A surprising parallel?
Late last year, the Saudi blogger Raif Badawi (Free Saudi Liberals) was sentenced on appeal to ten years imprisonment and a thousand lashes for two offences: apostacy (apparently changing his religion, which is generally a capital offence in KSA) and “undermining the regime and officials” (essentially sedition). He had previously been sentenced to seven years and six hundred lashes for the second offence alone.
In 1681, Titus Oates was imprisoned and fined £100,000 for sedition. Four years later, he was retried for perjury and defrocked, imprisoned for life and ordered to be whipped through London five days a year although he was pardoned in 1689 on William and Mary’s accession. Oates’ invention of the “Popish Plot” had resulted in one Viscount, an Archbishop, about eight lower clergy and ten others, including the Duke of York’s secretary Coleman, being executed for a non-existent conspiracy.
There was and will be far less sympathy for Oates.

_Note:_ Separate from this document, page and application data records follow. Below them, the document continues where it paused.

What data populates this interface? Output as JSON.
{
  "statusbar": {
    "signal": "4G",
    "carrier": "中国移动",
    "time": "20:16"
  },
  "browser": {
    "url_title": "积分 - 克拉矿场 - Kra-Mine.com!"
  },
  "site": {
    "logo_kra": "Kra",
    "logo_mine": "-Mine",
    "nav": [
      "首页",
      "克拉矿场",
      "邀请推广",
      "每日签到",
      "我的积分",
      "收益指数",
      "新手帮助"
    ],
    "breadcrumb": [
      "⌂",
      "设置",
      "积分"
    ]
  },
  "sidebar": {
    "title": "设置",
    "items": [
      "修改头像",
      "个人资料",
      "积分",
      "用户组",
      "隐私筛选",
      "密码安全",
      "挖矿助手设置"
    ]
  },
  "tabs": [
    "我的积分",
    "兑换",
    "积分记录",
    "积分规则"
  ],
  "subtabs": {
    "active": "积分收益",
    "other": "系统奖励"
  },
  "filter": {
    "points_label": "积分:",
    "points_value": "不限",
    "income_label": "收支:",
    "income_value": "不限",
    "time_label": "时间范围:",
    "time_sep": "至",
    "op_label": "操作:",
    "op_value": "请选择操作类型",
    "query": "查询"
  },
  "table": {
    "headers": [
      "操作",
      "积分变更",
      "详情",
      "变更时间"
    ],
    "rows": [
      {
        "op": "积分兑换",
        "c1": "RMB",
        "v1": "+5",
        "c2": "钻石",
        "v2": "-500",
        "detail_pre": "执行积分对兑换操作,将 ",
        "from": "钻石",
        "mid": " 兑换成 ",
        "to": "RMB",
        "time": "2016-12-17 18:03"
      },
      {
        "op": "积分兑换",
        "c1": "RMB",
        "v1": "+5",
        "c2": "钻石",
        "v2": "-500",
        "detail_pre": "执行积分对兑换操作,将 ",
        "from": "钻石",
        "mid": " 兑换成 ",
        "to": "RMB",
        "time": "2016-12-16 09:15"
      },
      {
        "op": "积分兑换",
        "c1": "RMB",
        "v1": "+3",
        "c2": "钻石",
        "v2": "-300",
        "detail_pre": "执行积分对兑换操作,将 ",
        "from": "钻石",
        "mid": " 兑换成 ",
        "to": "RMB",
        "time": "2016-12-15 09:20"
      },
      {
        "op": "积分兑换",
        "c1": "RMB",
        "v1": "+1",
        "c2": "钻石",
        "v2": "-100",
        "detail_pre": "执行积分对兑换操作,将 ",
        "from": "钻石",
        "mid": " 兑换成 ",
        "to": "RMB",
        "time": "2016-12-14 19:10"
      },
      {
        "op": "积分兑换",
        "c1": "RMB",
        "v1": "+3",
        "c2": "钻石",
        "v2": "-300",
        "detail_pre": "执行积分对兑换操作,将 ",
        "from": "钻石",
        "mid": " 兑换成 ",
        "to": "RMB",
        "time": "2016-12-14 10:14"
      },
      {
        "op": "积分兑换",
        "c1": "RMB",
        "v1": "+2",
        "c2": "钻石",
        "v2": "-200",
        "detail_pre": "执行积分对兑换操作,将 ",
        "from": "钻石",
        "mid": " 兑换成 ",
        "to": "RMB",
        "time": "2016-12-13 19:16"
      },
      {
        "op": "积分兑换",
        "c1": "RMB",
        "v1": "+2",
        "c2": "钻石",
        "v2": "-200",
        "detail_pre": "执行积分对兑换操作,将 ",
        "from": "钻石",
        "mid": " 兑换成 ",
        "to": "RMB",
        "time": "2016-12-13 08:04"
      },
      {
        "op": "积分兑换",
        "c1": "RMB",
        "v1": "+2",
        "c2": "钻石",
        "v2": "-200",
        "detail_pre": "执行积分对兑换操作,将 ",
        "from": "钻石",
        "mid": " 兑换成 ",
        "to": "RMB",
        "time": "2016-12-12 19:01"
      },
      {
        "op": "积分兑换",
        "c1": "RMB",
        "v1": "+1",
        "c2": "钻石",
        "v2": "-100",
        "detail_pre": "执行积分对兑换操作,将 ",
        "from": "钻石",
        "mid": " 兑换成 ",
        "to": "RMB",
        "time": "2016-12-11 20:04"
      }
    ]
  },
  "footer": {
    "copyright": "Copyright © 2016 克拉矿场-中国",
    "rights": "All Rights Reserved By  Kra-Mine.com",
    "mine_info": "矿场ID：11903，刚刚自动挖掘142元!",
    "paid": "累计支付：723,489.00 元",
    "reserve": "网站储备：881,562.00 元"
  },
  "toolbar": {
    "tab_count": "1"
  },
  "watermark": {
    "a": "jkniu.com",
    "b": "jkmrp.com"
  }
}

Please note that, on this occasion, we will only accept comments substantially related to the Oates case.